The front page of the Telegraph this morning reports that keeping the UK safe from cyber attacks is now as important as fighting terrorism, according to the head of the intelligence monitoring service GCHQ.
Jeremy Fleming said increased funding for GCHQ was being spent on making it a “cyber-organisation” as much as an intelligence and counter-terrorism one. It comes after significant cyber attacks against the NHS (WannaCry and NotPetya) and parliament (where 90 email accounts were compromised) this year.
The problem is getting worse, and Fleming said that in the last year there had been nearly 600 “significant” cyber attacks needing a national response.
>See also: Encryption isn’t the enemy in the war against cyber-terrorism
Kirill Kasavchenko, Principal Security Technologist at Arbor Networks said “Safeguarding a nation’s critical services from evolving cyber threats is as crucial as fighting against terrorism and we should all contribute to the effort of keeping our country safe. Just like terrorists, the hackers are also changing their weapons, making it crucial for governments to prioritise and ensure the continuous improvement of their cyber capabilities.”
“Governments and businesses must expect to be unable to defend against such an attack – and whilst it is essential to have cyber defences in place, cyber policies shouldn’t stop there. There should also be an incident response plan in place for if a threat makes it past initial defences, and this should be rehearsed so individuals can act quickly to contain a threat.”
Changing security landscape
Writing in the Daily Telegraph, Fleming – the ex-deputy director of MI5 – who became GCHQ director in March, said the UK’s adversaries were “quick to spot new ways of doing us harm”.
“We see that in the way terrorists are constantly changing their weapons, or states are using their full range of tools to steal secrets, gain influence and attack our economy”.
>See also: Britain’s airports and nuclear power stations on cyber terror alert
In this relatively new digital fight, Fleming also made clear that there needed to be greater collaboration between the UK’s National Cyber Security Centre (NCSC) – which was set up last year – and the GCHQ with their work on cyber-security: it is “too often felt like the poor relation”.
However, he did add that the NCSC now has a “world-leading programme to reduce the incidence and impact of cyber-attacks without users even noticing”, after beginning to work with private companies to enhance its cyber security capability.

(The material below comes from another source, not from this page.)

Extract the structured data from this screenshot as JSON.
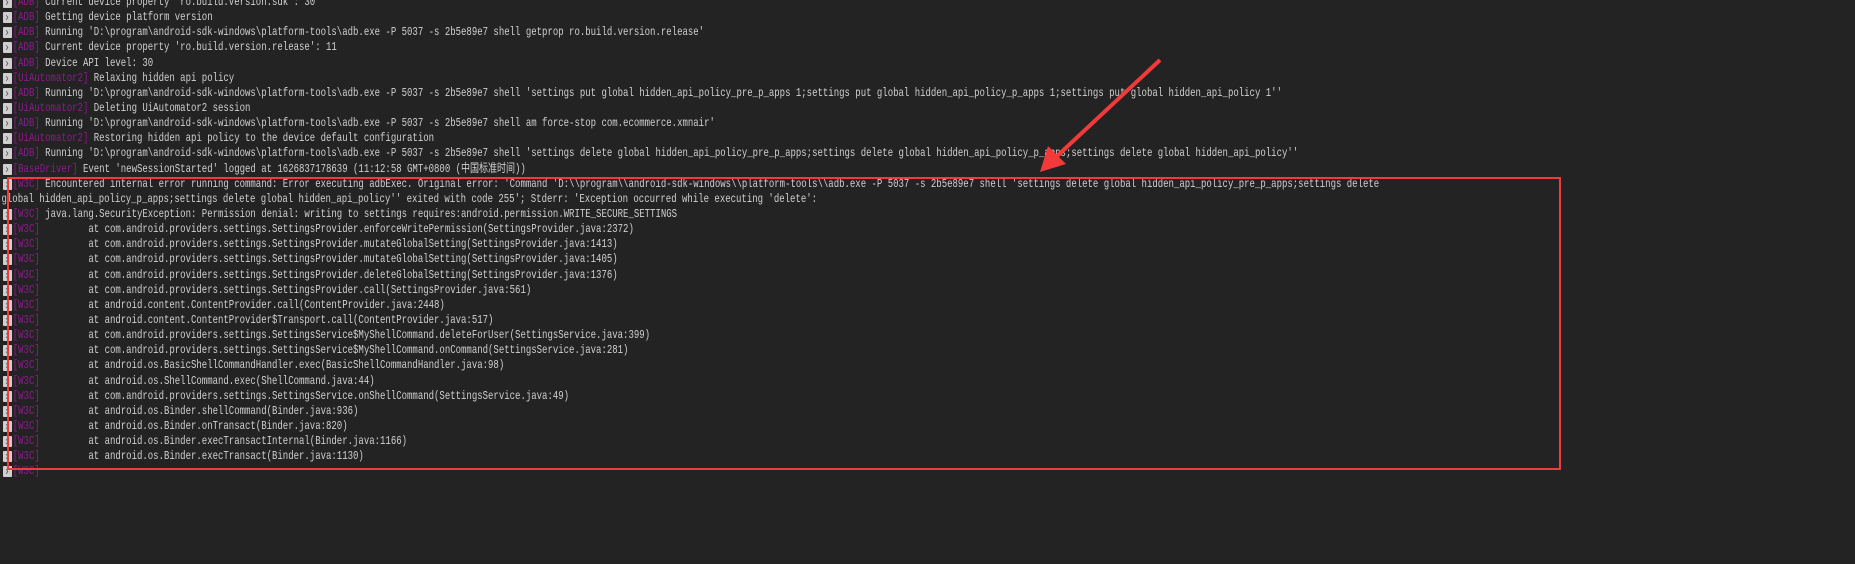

This represents a sharp move away from the Cheltenham-based agency’s “work in the shadows”, according to Fleming.
“If GCHQ is to continue to help keep the country safe, then protecting the digital homeland – keeping our citizens safe and free online – must become and remain as much part of our mission as our global intelligence reach and our round-the-clock efforts against terrorism.”
Commenting on this, Mark James – Security Specialist at ESET said that: “It’s a sad fact of today’s life that we have to deal with attacks from all manner of foes – be it physical from terrorism or cyber from the digital world. It’s also concerning that both could be just as damaging; we often need a tangible foe for it to really hit home; cyber attacks often do not fall into that category. For the average person it only affects their data online, be it personal or financial- for them it rarely has any bearing other than something someone else will resolve.”
>See also: Understanding the motives behind cyber attacks can help prevent them
“But with so much or our physical world melding into the realms of apps and touch screens, the backbone of that infrastructure, if attacked, could cause far worse repercussions- utility companies, IoT, autonomous vehicles, governments and even our finances are going digital. A full scale organised attack on any one of those listed could cause havoc if successful, protecting those areas should be just as important as our physical concerns.”
“With so many companies connecting through the digital world it’s impossible to protect it 100%. As data enters and exits various points in the digital highway, it usually only needs to be authenticated once – if successful you have full control no matter where you originated from and as more companies integrate then the dangers increase, without proper defined security structure we are fighting a losing battle.”
Watch out for Information Age’s exclusive interview with a cyber terrorist hunter coming soon